Independent producers react to forced loss-incurring activity

The failure to finalize a series of revisions planned for the electricity market, though a package of interconnected measures prepared by RAE, the Regulatory Authority for Energy, has led to a worrying standstill and conflicting views in the market. The country’s change of government and the newly established Production Reconstruction, Environment and Energy Ministry’s inevitable transition time required before it can begin delivering effective policies have subsequently stalled some of the measures, such as the institutionalization of new CATs (Capacity Availability Tickets) and NOME-type auctions.

A decision by RAE to propose the reinstatement of a Variable Cost Recovery Mechanism (MAMK) to benefit thermal power stations, which, in certain cases, are forced to contribute power to the grid at a loss, has sparked a major row between opposing sides.

Industrial consumers have reacted strongly as the costs linked to such a mechanism would end up being shouldered by consumers through electricity bills.
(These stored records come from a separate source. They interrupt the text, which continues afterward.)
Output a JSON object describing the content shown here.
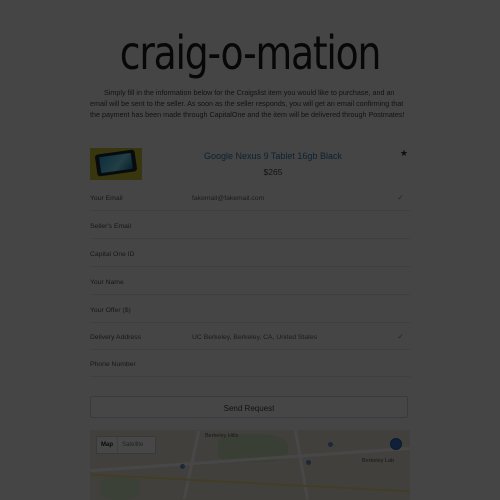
{
  "app": {
    "logo": "craig-o-mation",
    "intro": "Simply fill in the information below for the Craigslist item you would like to purchase, and an email will be sent to the seller. As soon as the seller responds, you will get an email confirming that the payment has been made through CapitalOne and the item will be delivered through Postmates!"
  },
  "product": {
    "title": "Google Nexus 9 Tablet 16gb Black",
    "price": "$265",
    "thumb_icon": "tablet-image",
    "action_icon": "star-icon"
  },
  "form": {
    "rows": [
      {
        "label": "Your Email",
        "value": "fakemail@fakemail.com",
        "has_dropdown": true
      },
      {
        "label": "Seller's Email",
        "value": "",
        "has_dropdown": false
      },
      {
        "label": "Capital One ID",
        "value": "",
        "has_dropdown": false
      },
      {
        "label": "Your Name",
        "value": "",
        "has_dropdown": false
      },
      {
        "label": "Your Offer ($)",
        "value": "",
        "has_dropdown": false
      },
      {
        "label": "Delivery Address",
        "value": "UC Berkeley, Berkeley, CA, United States",
        "has_dropdown": true
      },
      {
        "label": "Phone Number",
        "value": "",
        "has_dropdown": false
      }
    ]
  },
  "actions": {
    "send_label": "Send Request"
  },
  "map": {
    "type_map": "Map",
    "type_satellite": "Satellite",
    "labels": [
      "Berkeley Hills",
      "Berkeley Lab"
    ]
  },
  "overlay": {
    "color": "#000000",
    "opacity": 0.72
  }
}
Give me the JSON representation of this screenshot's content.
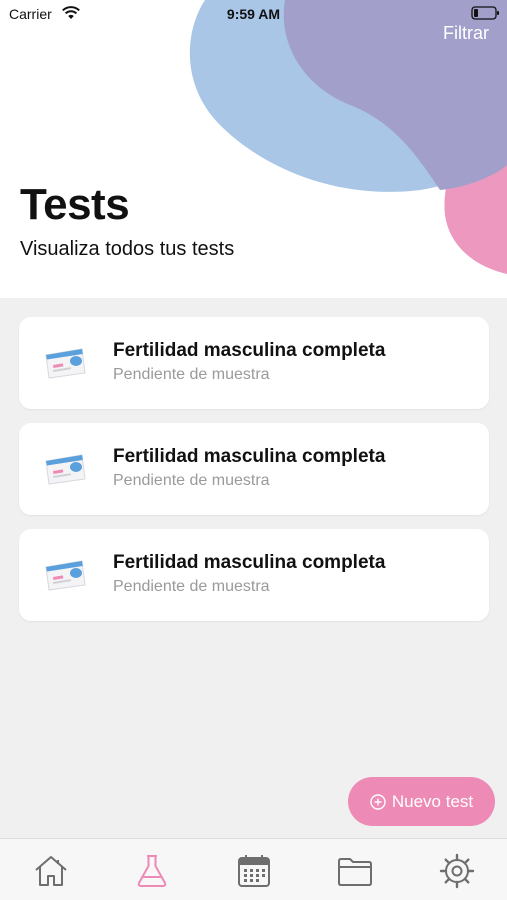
{
  "status_bar": {
    "carrier": "Carrier",
    "time": "9:59 AM"
  },
  "header": {
    "filter_label": "Filtrar",
    "title": "Tests",
    "subtitle": "Visualiza todos tus tests"
  },
  "tests": [
    {
      "name": "Fertilidad masculina completa",
      "status": "Pendiente de muestra",
      "icon": "test-kit-icon"
    },
    {
      "name": "Fertilidad masculina completa",
      "status": "Pendiente de muestra",
      "icon": "test-kit-icon"
    },
    {
      "name": "Fertilidad masculina completa",
      "status": "Pendiente de muestra",
      "icon": "test-kit-icon"
    }
  ],
  "fab": {
    "label": "Nuevo test",
    "icon": "plus-circle-icon"
  },
  "tab_bar": {
    "items": [
      {
        "icon": "home-icon",
        "active": false
      },
      {
        "icon": "flask-icon",
        "active": true
      },
      {
        "icon": "calendar-icon",
        "active": false
      },
      {
        "icon": "folder-icon",
        "active": false
      },
      {
        "icon": "gear-icon",
        "active": false
      }
    ]
  },
  "colors": {
    "accent_pink": "#ee8ab6",
    "blob_blue": "#a9c6e6",
    "blob_purple": "#a29fca",
    "blob_pink": "#ec98bf",
    "background": "#f0f0f0",
    "inactive_icon": "#6e6e6e"
  }
}
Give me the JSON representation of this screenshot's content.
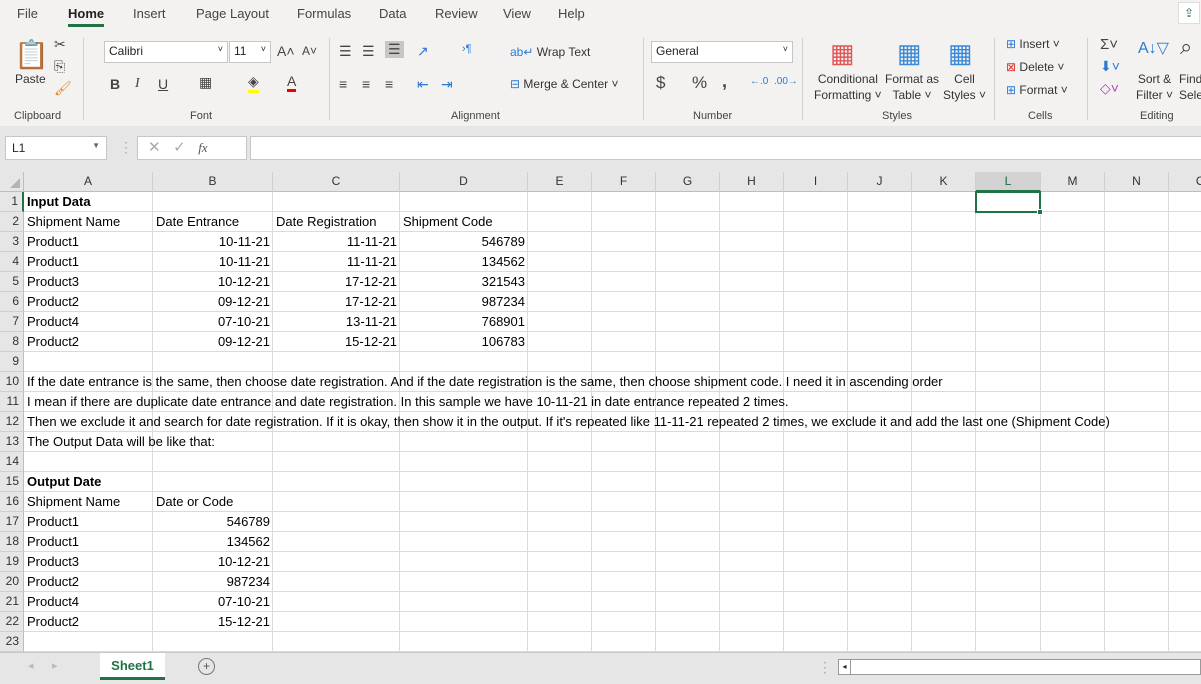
{
  "ribbon": {
    "tabs": [
      "File",
      "Home",
      "Insert",
      "Page Layout",
      "Formulas",
      "Data",
      "Review",
      "View",
      "Help"
    ],
    "active_tab": "Home",
    "clipboard": {
      "paste": "Paste",
      "group": "Clipboard"
    },
    "font": {
      "name": "Calibri",
      "size": "11",
      "group": "Font",
      "bold": "B",
      "italic": "I",
      "underline": "U"
    },
    "alignment": {
      "wrap_text": "Wrap Text",
      "merge_center": "Merge & Center",
      "group": "Alignment"
    },
    "number": {
      "format": "General",
      "currency": "$",
      "percent": "%",
      "comma": ",",
      "group": "Number"
    },
    "styles": {
      "conditional": [
        "Conditional",
        "Formatting ˅"
      ],
      "format_table": [
        "Format as",
        "Table ˅"
      ],
      "cell_styles": [
        "Cell",
        "Styles ˅"
      ],
      "group": "Styles"
    },
    "cells": {
      "insert": "Insert",
      "delete": "Delete",
      "format": "Format",
      "group": "Cells"
    },
    "editing": {
      "sort": [
        "Sort &",
        "Filter ˅"
      ],
      "find": [
        "Find",
        "Selec"
      ],
      "group": "Editing"
    }
  },
  "formula_bar": {
    "name_box": "L1",
    "fx": "fx",
    "value": ""
  },
  "sheet": {
    "columns": [
      "A",
      "B",
      "C",
      "D",
      "E",
      "F",
      "G",
      "H",
      "I",
      "J",
      "K",
      "L",
      "M",
      "N",
      "O"
    ],
    "selected_column": "L",
    "selected_cell": "L1",
    "row_count": 23,
    "rows": [
      {
        "n": 1,
        "cells": {
          "A": "Input Data"
        }
      },
      {
        "n": 2,
        "cells": {
          "A": "Shipment Name",
          "B": "Date Entrance",
          "C": "Date Registration",
          "D": "Shipment Code"
        }
      },
      {
        "n": 3,
        "cells": {
          "A": "Product1",
          "B": "10-11-21",
          "C": "11-11-21",
          "D": "546789"
        }
      },
      {
        "n": 4,
        "cells": {
          "A": "Product1",
          "B": "10-11-21",
          "C": "11-11-21",
          "D": "134562"
        }
      },
      {
        "n": 5,
        "cells": {
          "A": "Product3",
          "B": "10-12-21",
          "C": "17-12-21",
          "D": "321543"
        }
      },
      {
        "n": 6,
        "cells": {
          "A": "Product2",
          "B": "09-12-21",
          "C": "17-12-21",
          "D": "987234"
        }
      },
      {
        "n": 7,
        "cells": {
          "A": "Product4",
          "B": "07-10-21",
          "C": "13-11-21",
          "D": "768901"
        }
      },
      {
        "n": 8,
        "cells": {
          "A": "Product2",
          "B": "09-12-21",
          "C": "15-12-21",
          "D": "106783"
        }
      },
      {
        "n": 10,
        "cells": {
          "A": "If the date entrance is the same, then choose date registration. And if the date registration is the same, then choose shipment code. I need it in ascending order"
        }
      },
      {
        "n": 11,
        "cells": {
          "A": "I mean if there are duplicate date entrance and date registration. In this sample we have 10-11-21 in date entrance repeated 2 times."
        }
      },
      {
        "n": 12,
        "cells": {
          "A": "Then we exclude it and search for date registration. If it is okay, then show it in the output. If it's repeated like 11-11-21 repeated 2 times, we exclude it and add the last one (Shipment Code)"
        }
      },
      {
        "n": 13,
        "cells": {
          "A": "The Output Data will be like that:"
        }
      },
      {
        "n": 15,
        "cells": {
          "A": "Output Date"
        }
      },
      {
        "n": 16,
        "cells": {
          "A": "Shipment Name",
          "B": "Date or Code"
        }
      },
      {
        "n": 17,
        "cells": {
          "A": "Product1",
          "B": "546789"
        }
      },
      {
        "n": 18,
        "cells": {
          "A": "Product1",
          "B": "134562"
        }
      },
      {
        "n": 19,
        "cells": {
          "A": "Product3",
          "B": "10-12-21"
        }
      },
      {
        "n": 20,
        "cells": {
          "A": "Product2",
          "B": "987234"
        }
      },
      {
        "n": 21,
        "cells": {
          "A": "Product4",
          "B": "07-10-21"
        }
      },
      {
        "n": 22,
        "cells": {
          "A": "Product2",
          "B": "15-12-21"
        }
      }
    ]
  },
  "sheet_tabs": {
    "active": "Sheet1",
    "add": "+"
  },
  "colors": {
    "accent": "#217346"
  }
}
At the opposite end, the owners of privately run thermal power stations support that it is unreasonable for them to be forced to cover the grid’s capacity and stability needs while incurring losses in the process.

In comments offered to energypress, an official at HAIPP, the Hellenic Association of Independent Power Producers – locally acronymed ESAI – noted that the association favors a cost recovery mechanism along the lines of models widely applied internationally, through mandatory consortiums, or gross pools, which compensate power stations forced to contribute to grids in cases where cost exceeds revenue.

“Isn’t it irrational for us to be forced to operate and be paid for the cost of lignite when we’re burning natural gas that remains 10 to 15 euros per MWh higher?” questioned the HAIPP official. “What we’re experiencing is the definition of consficatory conditions,” the official continued, citing the US regions of New York, New England, California, as well as Ireland, as exemplary cases where effective models are being applied.

The HAIPP official noted that the cost of a reintroduced Variable Cost Recovery Mechanism would be far lower than figures being reported over the past few days.

“We’ve reading that the cost will end up being hundreds of millions of euros in benefits for private-sector producers, when, in reality, the mechanism’s cost for the first half of 2014, when it was applied before being abolished on July 1, 2014, amounted to 51.9 million euros, of which 34.2 million euros were received by PPC (Public Power Corporation) and 17.7 million euros by private-sector power stations,” the HAIPP official argued. “Had the mechanism also operated for the remaining six months of 2014, the additional cost would have amounted to about 32 million euros, and shared by PPC and private producers based on the aforementioned proportions.”

As highlighted by HAIPP officials, the mechanism’s abolishment failed to produce the desired results, these being an increase in lignite-fired power production and a reduction of the grid’s production costs.